■ DATA TO PROCESS ■
——

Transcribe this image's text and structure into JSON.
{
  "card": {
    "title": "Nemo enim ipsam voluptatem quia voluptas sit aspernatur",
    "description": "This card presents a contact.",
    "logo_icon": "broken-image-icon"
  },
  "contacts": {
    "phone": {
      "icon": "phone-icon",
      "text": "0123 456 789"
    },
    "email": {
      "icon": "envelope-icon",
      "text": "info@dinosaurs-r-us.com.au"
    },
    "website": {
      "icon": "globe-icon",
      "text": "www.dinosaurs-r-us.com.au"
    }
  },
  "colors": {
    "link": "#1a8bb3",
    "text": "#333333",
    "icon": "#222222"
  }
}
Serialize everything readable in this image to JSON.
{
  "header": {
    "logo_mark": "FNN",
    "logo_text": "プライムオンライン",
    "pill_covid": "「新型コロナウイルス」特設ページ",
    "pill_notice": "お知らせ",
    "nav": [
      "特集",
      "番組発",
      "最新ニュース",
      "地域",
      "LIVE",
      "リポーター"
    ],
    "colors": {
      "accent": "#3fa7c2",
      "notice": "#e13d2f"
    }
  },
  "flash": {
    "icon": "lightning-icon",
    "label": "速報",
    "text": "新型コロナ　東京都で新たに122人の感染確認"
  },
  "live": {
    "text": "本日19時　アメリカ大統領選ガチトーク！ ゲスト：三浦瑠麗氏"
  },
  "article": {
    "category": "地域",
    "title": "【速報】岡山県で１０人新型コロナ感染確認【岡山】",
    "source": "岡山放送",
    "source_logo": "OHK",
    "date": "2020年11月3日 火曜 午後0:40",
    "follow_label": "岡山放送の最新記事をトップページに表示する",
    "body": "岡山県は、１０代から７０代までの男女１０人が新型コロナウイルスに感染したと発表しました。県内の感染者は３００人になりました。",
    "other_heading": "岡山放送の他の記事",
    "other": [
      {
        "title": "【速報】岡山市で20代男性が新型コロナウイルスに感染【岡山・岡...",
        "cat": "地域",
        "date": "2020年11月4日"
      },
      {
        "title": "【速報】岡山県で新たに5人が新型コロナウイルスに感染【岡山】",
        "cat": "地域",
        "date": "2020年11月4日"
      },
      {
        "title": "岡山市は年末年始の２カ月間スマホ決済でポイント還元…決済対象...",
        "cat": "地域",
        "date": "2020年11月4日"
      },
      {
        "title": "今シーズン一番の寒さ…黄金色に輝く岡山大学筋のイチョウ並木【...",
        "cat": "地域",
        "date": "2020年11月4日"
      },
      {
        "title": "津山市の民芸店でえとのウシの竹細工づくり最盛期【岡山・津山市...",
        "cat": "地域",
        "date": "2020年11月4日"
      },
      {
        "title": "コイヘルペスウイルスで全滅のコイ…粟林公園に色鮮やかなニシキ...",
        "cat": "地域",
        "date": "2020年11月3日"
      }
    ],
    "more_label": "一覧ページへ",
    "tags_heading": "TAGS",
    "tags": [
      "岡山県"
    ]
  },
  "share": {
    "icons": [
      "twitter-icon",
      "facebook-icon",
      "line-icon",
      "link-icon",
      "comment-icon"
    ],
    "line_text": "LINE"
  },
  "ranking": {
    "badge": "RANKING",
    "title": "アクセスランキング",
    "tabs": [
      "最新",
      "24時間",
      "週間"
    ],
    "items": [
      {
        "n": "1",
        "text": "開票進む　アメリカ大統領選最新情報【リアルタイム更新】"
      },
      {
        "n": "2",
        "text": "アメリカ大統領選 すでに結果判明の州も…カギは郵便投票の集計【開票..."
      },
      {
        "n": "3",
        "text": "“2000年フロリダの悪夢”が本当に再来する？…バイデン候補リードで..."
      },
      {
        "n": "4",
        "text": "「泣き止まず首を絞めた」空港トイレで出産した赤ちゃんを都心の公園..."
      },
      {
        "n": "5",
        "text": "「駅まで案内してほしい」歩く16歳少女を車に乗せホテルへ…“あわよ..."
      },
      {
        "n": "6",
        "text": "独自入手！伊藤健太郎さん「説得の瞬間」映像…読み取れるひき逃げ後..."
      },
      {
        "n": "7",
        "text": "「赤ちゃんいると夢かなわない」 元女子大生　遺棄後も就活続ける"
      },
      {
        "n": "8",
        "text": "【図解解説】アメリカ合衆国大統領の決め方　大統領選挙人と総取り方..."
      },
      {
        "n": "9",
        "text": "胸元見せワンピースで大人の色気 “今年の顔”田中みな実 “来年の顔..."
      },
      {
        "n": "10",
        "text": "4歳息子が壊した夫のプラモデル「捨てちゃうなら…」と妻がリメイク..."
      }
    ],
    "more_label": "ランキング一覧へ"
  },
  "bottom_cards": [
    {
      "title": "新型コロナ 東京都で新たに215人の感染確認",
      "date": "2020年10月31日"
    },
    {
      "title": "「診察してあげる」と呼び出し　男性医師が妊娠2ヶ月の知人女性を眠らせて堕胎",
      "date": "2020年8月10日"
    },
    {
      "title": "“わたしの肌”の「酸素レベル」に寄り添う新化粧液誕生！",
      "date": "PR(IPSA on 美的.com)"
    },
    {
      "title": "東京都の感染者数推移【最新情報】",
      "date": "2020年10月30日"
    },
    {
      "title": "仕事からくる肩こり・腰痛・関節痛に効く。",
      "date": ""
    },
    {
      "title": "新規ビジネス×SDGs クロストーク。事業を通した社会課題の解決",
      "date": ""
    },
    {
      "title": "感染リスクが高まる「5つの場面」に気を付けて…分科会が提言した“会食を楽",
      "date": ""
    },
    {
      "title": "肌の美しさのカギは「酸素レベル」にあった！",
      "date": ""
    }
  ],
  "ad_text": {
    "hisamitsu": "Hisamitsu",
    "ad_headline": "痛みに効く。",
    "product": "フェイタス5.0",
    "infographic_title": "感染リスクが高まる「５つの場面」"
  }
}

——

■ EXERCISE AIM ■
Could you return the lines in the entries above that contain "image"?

■ ANSWER TO THIS TASK ■
Transcribe this image's text and structure into JSON.
    "logo_icon": "broken-image-icon"
Serialize everything readable in this image to JSON.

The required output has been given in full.